      /usr/share/ansible/inventory
  5. MUST execute the playbook as root.
  6. MUST examine the exit code of the playbook. A zero exit code is successful test result, non-zero is failure.
  7. MUST treat the file test.log in the artifacts folder as the main readable output of the test.
  8. SHOULD place the textual stdout/stderr of the ansible-playbook command in the ansible.log file in the artifacts folder.
  9. SHOULD treat the contents of the artifacts folder as the test artifacts.

Each test suite playbook or test framework contained therein:

  1. SHOULD drop privileges appropriately if the test suite should be run as non-root.
  2. MUST install any requirements of its test suite or test framework and MUST fail if this is not possible.
  3. MUST provision the test subject listed in the subjects variable appropriately for its playbook name (described above) and MUST fail if this is not possible.
  4. MUST place the main readable output of the test suite into a test.log file in the artifacts variable folder. This MUST happen even if some of the test suites fail.
  5. SHOULD place additional test artifacts in the folder defined in the artifacts variable.
  6. MUST return a zero exit code of the playbook if the test result is a pass, or a non-zero exit code if the test result is a fail.

If an inventory file or script exists, it:

  1. MUST describe where to invoke the playbook and how to connect to that target.
  2. SHOULD launch or install any supported $TEST_SUBJECTS so that the playbook can be invoked against them.
  3. SHOULD put relevant logs in the $TEST_ARTIFACTS directory.

Discovery

Test discovery is done via dist-git. Both packages and modules may have tests in this format.

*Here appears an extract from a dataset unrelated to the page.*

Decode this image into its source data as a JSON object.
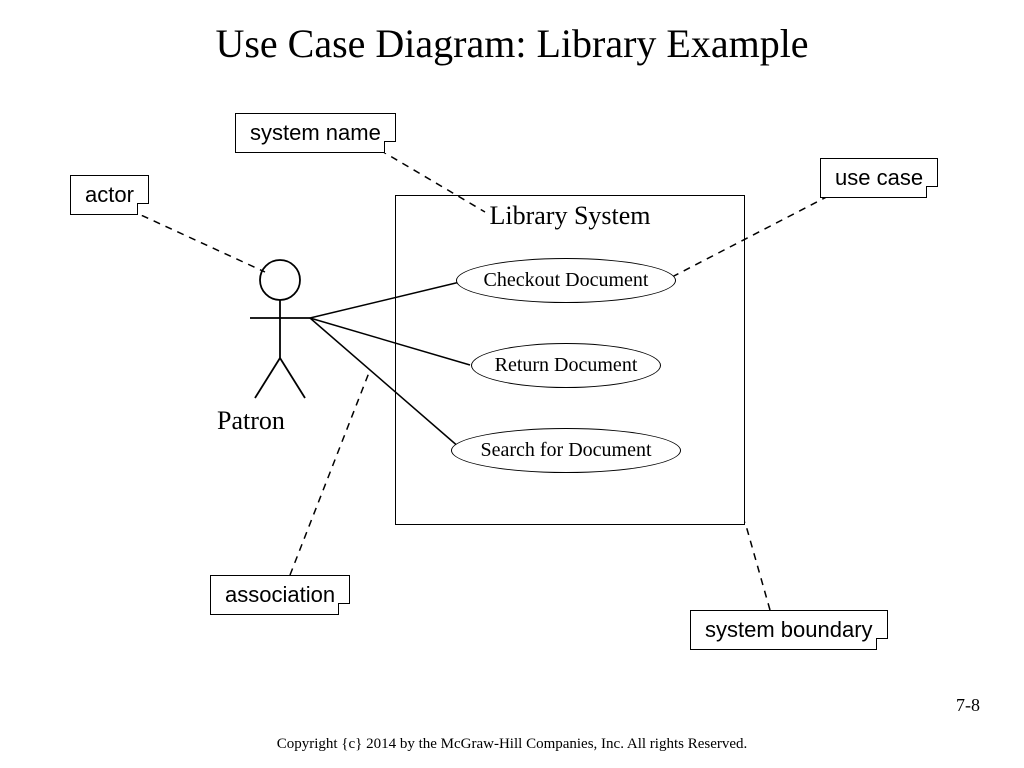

To list which test context a given dist-git directory or playbook is relevant for, use a command like the following:

# ansible-playbook --list-tags tests.yml

Scope

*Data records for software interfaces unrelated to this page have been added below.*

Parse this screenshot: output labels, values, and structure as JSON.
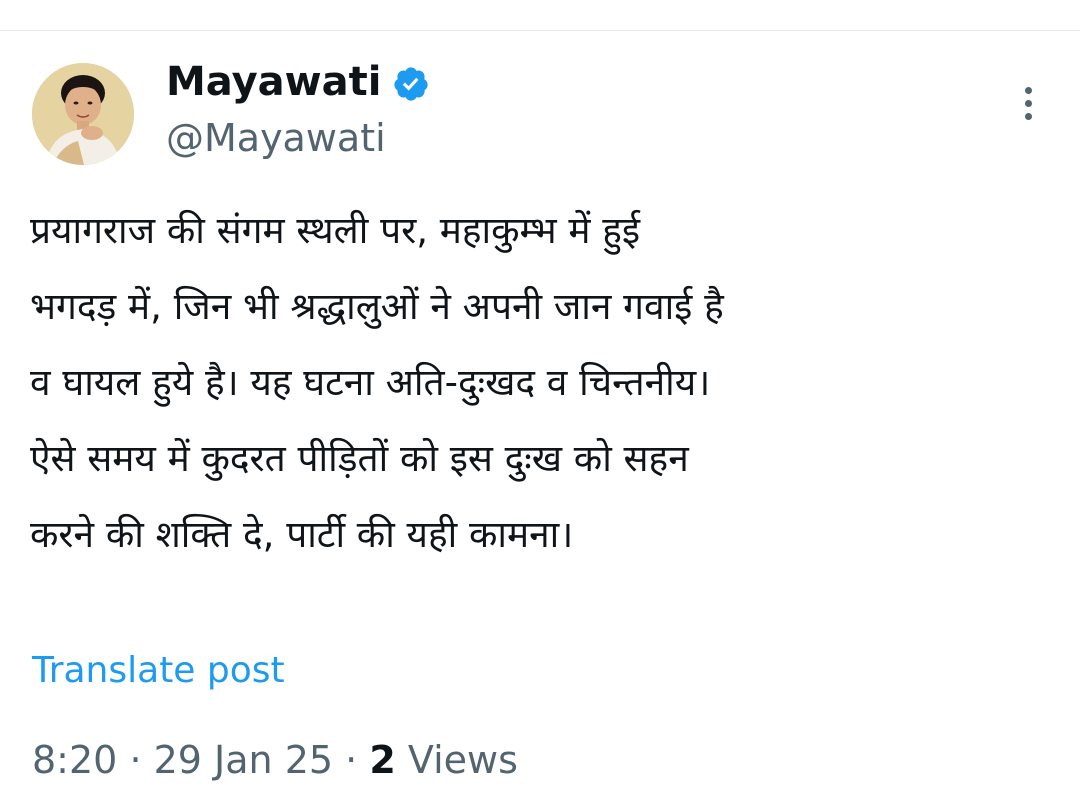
{
  "post": {
    "author": {
      "name": "Mayawati",
      "handle": "@Mayawati",
      "verified": true
    },
    "text_lines": [
      "प्रयागराज की संगम स्थली पर, महाकुम्भ में हुई",
      "भगदड़ में, जिन भी श्रद्धालुओं ने अपनी जान गवाई है",
      "व घायल हुये है। यह घटना अति-दुःखद व चिन्तनीय।",
      "ऐसे समय में कुदरत पीड़ितों को इस दुःख को सहन",
      "करने की शक्ति दे, पार्टी की यही कामना।"
    ],
    "translate_label": "Translate post",
    "time": "8:20",
    "date": "29 Jan 25",
    "separator": "·",
    "views_count": "2",
    "views_label": "Views"
  },
  "colors": {
    "text_primary": "#0f1419",
    "text_secondary": "#536471",
    "link": "#1d9bf0",
    "verified_badge": "#1d9bf0",
    "divider": "#e7e9ea"
  },
  "icons": {
    "verified": "verified-badge-icon",
    "more": "more-vertical-icon"
  }
}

Since the tests are added in a sub-folder of the dist-git repo, there are no changes required to the Fedora infrastructure and will have no impact on the packagers' workflow and tooling.

Only the testing system will need to be taught to install the requirements and run the playbooks.

User Experience

A standard way to package, store and run tests benefits Fedora stability, and makes Fedora better for users.

  • This structure makes it easy to run locally thus potentially reproducing an error triggered on the test system.
  • Ansible is being more and more popular, thus making it easier for people to contribute new tests
  • Used by a lot of sys-admin, ansible could help sys-admin to bring test-cases to the packagers and developers about situation where something failed for them.

Upgrade/compatibility impact

There are no real upgrade or compatibility impact. The tests will be branched per release as spec files are branched dist-git is now.

Documentation

Proposals and Evaluation

During the selection process for a standard test invocation and and layout format for Fedora, several proposals were examined.